Plexxikon reduced its need for equity through corporate alliances that brought in over $200 million in non-dilutive funding. Because of these deals the company is profitable and has been paying taxes since 2008, said Chief Executive K. Peter Hirth. Its sale to Daiichi Sankyo, expected to close in about month, will provide returns for Advanced Technology Ventures, Alta Partners, Astellas Venture Capital, Pappas Ventures, Walden International and others.
Plexxikon and partner Roche Holding Ltd. expect to file for U.S. and European approval of PLX4032 this year. By acquiring Plexxikon, Daiichi Sankyo will take over Plexxikon's right to co-promote the drug in the U.S. with Genentech, Roche's U.S. commercial oncology unit. It also gains a pipeline that includes PLX3397, which is set to enter Phase II studies in multiple cancers, and PLX5622, an oral rheumatoid arthritis therapy that just entered the clinic.
Central to Plexxikon's success was a drug-discovery engine that enabled it to quickly identify compounds and ready them for clinical trials. The company formed in 2001 with a plan to use structural biology to identify small-molecules aimed at kinase-enzyme drug targets. The approach involves crystallizing kinases with the compound bound to them. The insights this provided enabled it to develop drug candidates that bound selectively to their target.
Plexxikon discovered PLX4032 in 2005, moved it into clinical trials in 2006 and partnered it with Roche that year. The companies are developing a companion diagnostic to identify patients suited to the drug, which is taken orally. About half of melanomas have the BRAF mutation and 8% of solid tumors harbor it as well, according to the company.
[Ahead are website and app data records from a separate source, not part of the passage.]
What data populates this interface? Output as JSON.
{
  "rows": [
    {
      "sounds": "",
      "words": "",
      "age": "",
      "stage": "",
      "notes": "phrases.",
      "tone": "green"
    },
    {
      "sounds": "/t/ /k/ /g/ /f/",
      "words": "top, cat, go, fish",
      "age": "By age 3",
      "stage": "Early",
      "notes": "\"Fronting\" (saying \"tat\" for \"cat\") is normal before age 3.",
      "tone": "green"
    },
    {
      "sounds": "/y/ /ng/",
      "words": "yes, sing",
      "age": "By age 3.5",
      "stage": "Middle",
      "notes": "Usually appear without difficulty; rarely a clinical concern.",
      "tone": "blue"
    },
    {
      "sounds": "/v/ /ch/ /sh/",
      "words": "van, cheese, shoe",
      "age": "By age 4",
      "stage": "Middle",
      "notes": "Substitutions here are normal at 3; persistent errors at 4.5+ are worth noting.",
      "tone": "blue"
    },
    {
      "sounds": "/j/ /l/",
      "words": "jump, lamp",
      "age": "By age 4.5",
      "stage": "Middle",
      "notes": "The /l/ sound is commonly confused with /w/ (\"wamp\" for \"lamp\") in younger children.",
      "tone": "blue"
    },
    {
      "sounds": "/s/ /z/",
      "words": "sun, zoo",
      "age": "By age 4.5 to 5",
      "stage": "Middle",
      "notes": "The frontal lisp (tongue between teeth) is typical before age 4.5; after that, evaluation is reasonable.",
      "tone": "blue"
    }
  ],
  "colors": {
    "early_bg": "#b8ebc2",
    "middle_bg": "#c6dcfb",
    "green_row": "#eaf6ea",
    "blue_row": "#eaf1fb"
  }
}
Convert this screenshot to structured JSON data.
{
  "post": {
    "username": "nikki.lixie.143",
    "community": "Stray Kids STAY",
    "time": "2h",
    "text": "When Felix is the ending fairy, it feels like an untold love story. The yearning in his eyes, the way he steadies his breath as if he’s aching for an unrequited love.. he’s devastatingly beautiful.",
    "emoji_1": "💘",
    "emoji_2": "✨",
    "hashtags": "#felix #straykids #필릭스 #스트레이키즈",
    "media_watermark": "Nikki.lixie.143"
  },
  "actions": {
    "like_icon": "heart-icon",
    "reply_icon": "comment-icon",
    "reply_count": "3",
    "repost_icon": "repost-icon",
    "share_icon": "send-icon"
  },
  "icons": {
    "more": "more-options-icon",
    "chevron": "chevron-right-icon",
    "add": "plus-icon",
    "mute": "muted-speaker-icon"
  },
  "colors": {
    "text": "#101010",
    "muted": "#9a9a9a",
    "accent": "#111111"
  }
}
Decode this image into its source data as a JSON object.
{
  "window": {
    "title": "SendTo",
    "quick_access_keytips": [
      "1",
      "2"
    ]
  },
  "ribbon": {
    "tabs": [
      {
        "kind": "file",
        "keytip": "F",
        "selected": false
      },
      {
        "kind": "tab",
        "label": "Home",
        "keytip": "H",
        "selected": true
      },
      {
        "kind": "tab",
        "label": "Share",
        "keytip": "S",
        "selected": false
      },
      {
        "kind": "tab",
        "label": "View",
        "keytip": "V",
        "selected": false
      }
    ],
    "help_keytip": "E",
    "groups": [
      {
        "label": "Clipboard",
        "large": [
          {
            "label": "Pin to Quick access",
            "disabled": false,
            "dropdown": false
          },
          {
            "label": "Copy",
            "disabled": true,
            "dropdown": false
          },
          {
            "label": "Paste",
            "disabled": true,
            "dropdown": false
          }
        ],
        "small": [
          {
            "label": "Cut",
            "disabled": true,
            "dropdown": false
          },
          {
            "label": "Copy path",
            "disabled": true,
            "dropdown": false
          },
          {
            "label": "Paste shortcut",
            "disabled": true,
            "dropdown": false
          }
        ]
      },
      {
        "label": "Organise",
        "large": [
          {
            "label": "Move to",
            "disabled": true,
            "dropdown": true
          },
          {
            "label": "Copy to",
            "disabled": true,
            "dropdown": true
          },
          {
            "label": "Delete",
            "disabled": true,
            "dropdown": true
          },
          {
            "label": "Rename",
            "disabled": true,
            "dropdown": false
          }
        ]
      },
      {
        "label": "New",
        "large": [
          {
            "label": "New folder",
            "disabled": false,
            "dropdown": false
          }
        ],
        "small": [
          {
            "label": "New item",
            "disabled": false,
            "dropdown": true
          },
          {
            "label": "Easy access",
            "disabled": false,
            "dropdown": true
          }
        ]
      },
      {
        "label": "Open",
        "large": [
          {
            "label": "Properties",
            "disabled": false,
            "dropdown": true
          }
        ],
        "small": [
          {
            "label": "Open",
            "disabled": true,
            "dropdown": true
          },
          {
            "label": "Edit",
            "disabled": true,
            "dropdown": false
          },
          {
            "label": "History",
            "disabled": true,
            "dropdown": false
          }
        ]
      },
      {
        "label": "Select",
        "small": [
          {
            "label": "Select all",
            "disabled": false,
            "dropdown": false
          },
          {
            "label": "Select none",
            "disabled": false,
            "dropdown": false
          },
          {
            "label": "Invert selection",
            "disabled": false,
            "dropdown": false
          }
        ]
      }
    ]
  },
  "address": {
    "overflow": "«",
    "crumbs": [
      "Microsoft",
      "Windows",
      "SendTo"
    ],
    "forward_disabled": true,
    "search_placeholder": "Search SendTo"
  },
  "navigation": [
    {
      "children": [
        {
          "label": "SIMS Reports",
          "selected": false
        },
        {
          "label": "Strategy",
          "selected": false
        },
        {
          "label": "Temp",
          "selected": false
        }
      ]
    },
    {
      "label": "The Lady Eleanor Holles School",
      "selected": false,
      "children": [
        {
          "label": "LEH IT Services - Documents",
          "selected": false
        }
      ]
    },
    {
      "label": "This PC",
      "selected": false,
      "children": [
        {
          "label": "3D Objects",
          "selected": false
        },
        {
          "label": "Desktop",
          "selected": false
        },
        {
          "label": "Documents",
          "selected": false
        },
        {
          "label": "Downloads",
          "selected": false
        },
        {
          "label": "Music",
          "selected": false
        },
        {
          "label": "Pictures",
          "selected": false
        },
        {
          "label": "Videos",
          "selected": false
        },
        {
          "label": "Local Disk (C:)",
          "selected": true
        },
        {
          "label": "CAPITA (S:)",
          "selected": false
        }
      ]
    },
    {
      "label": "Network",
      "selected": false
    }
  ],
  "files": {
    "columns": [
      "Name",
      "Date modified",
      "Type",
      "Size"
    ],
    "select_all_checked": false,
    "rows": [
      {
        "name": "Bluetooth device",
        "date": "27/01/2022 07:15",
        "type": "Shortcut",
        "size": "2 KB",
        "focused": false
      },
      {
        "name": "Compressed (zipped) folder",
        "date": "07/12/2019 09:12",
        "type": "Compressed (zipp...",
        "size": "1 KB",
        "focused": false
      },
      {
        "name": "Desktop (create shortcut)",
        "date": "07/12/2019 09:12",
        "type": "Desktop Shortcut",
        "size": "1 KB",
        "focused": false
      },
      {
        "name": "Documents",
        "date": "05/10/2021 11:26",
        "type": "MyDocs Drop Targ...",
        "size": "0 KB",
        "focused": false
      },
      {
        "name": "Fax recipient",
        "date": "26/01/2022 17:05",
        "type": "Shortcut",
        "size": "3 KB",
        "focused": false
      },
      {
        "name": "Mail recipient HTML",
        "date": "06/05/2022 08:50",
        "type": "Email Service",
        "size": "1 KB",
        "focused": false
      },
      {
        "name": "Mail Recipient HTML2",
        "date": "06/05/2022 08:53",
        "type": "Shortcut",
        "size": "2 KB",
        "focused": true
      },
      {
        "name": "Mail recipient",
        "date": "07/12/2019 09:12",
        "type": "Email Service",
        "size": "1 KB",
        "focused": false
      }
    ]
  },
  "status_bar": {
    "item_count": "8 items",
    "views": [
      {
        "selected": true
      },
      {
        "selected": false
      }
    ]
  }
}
In addition to Roche and Genentech, Plexxikon also formed deals with Wyeth and French drug company Servier. Because its drug-discovery engine produced so many products--generating a compound ready for the clinic about every 12 months--Plexxikon was able to form multiple deals while still being selective about the drugs it chose to advance on its own, said ATV General Partner Michael Carusi.
The potential of Plexxikon's lead drug extends beyond melanoma, Hirth said. Colorectal cancer is another target, since the BRAF mutation occurs in about 10% of these cancers, according to the company.